__PROBLEM DESCRIPTION__
Line by line, print the records exactly.

__Saved data entries__
####

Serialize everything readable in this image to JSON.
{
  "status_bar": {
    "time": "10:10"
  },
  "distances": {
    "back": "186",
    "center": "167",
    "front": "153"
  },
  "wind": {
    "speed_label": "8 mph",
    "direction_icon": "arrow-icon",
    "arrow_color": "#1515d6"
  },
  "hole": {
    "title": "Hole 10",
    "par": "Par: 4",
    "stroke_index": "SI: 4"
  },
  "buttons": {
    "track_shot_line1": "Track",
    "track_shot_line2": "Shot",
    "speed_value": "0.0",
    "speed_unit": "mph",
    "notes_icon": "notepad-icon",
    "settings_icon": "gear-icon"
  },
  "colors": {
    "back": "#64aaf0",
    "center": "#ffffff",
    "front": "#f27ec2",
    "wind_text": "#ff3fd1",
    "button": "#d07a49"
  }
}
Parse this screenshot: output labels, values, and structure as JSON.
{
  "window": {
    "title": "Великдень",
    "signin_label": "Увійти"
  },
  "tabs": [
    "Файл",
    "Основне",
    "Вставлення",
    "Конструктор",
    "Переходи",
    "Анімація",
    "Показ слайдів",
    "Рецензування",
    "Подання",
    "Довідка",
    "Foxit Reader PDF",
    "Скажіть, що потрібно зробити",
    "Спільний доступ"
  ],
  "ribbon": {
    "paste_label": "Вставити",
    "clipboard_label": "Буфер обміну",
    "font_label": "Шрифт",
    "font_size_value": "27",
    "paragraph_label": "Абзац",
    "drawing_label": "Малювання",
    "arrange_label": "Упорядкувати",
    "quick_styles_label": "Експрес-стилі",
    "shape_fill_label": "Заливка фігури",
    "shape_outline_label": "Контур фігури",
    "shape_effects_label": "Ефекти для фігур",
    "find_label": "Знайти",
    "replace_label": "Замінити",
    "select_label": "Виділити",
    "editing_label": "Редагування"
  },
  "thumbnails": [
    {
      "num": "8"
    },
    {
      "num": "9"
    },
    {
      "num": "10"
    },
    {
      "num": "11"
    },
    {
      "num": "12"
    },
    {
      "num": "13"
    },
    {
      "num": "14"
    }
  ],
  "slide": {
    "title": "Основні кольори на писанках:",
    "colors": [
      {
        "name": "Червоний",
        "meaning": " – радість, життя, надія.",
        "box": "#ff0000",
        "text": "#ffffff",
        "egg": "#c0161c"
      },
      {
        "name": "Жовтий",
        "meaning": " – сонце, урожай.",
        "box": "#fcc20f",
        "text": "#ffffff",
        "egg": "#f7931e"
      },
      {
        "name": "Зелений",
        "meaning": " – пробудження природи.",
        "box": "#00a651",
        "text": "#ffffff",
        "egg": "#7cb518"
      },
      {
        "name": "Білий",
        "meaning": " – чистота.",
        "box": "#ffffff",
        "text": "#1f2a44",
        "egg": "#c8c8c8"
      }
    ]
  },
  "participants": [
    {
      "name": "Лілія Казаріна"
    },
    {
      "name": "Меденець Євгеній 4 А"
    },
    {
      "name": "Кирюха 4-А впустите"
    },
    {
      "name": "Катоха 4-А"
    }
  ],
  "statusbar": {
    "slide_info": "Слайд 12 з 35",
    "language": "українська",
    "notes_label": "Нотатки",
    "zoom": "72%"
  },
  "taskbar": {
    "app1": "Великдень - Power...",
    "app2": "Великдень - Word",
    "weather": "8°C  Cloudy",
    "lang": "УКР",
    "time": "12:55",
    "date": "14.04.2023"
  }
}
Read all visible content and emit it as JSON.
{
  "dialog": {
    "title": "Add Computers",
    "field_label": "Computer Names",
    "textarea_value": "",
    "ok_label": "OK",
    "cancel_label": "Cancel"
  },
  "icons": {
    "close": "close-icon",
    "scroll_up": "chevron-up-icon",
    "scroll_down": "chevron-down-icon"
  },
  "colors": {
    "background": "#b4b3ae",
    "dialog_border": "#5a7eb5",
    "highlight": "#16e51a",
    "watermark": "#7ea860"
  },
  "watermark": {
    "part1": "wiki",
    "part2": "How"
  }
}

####

__EXERCISE OUTPUT__
Serialize everything readable in this image to JSON.
{
  "status_bar": {
    "time": "10:10"
  },
  "distances": {
    "back": "186",
    "center": "167",
    "front": "153"
  },
  "wind": {
    "speed_label": "8 mph",
    "direction_icon": "arrow-icon",
    "arrow_color": "#1515d6"
  },
  "hole": {
    "title": "Hole 10",
    "par": "Par: 4",
    "stroke_index": "SI: 4"
  },
  "buttons": {
    "track_shot_line1": "Track",
    "track_shot_line2": "Shot",
    "speed_value": "0.0",
    "speed_unit": "mph",
    "notes_icon": "notepad-icon",
    "settings_icon": "gear-icon"
  },
  "colors": {
    "back": "#64aaf0",
    "center": "#ffffff",
    "front": "#f27ec2",
    "wind_text": "#ff3fd1",
    "button": "#d07a49"
  }
}
Parse this screenshot: output labels, values, and structure as JSON.
{
  "window": {
    "title": "Великдень",
    "signin_label": "Увійти"
  },
  "tabs": [
    "Файл",
    "Основне",
    "Вставлення",
    "Конструктор",
    "Переходи",
    "Анімація",
    "Показ слайдів",
    "Рецензування",
    "Подання",
    "Довідка",
    "Foxit Reader PDF",
    "Скажіть, що потрібно зробити",
    "Спільний доступ"
  ],
  "ribbon": {
    "paste_label": "Вставити",
    "clipboard_label": "Буфер обміну",
    "font_label": "Шрифт",
    "font_size_value": "27",
    "paragraph_label": "Абзац",
    "drawing_label": "Малювання",
    "arrange_label": "Упорядкувати",
    "quick_styles_label": "Експрес-стилі",
    "shape_fill_label": "Заливка фігури",
    "shape_outline_label": "Контур фігури",
    "shape_effects_label": "Ефекти для фігур",
    "find_label": "Знайти",
    "replace_label": "Замінити",
    "select_label": "Виділити",
    "editing_label": "Редагування"
  },
  "thumbnails": [
    {
      "num": "8"
    },
    {
      "num": "9"
    },
    {
      "num": "10"
    },
    {
      "num": "11"
    },
    {
      "num": "12"
    },
    {
      "num": "13"
    },
    {
      "num": "14"
    }
  ],
  "slide": {
    "title": "Основні кольори на писанках:",
    "colors": [
      {
        "name": "Червоний",
        "meaning": " – радість, життя, надія.",
        "box": "#ff0000",
        "text": "#ffffff",
        "egg": "#c0161c"
      },
      {
        "name": "Жовтий",
        "meaning": " – сонце, урожай.",
        "box": "#fcc20f",
        "text": "#ffffff",
        "egg": "#f7931e"
      },
      {
        "name": "Зелений",
        "meaning": " – пробудження природи.",
        "box": "#00a651",
        "text": "#ffffff",
        "egg": "#7cb518"
      },
      {
        "name": "Білий",
        "meaning": " – чистота.",
        "box": "#ffffff",
        "text": "#1f2a44",
        "egg": "#c8c8c8"
      }
    ]
  },
  "participants": [
    {
      "name": "Лілія Казаріна"
    },
    {
      "name": "Меденець Євгеній 4 А"
    },
    {
      "name": "Кирюха 4-А впустите"
    },
    {
      "name": "Катоха 4-А"
    }
  ],
  "statusbar": {
    "slide_info": "Слайд 12 з 35",
    "language": "українська",
    "notes_label": "Нотатки",
    "zoom": "72%"
  },
  "taskbar": {
    "app1": "Великдень - Power...",
    "app2": "Великдень - Word",
    "weather": "8°C  Cloudy",
    "lang": "УКР",
    "time": "12:55",
    "date": "14.04.2023"
  }
}
Read all visible content and emit it as JSON.
{
  "dialog": {
    "title": "Add Computers",
    "field_label": "Computer Names",
    "textarea_value": "",
    "ok_label": "OK",
    "cancel_label": "Cancel"
  },
  "icons": {
    "close": "close-icon",
    "scroll_up": "chevron-up-icon",
    "scroll_down": "chevron-down-icon"
  },
  "colors": {
    "background": "#b4b3ae",
    "dialog_border": "#5a7eb5",
    "highlight": "#16e51a",
    "watermark": "#7ea860"
  },
  "watermark": {
    "part1": "wiki",
    "part2": "How"
  }
}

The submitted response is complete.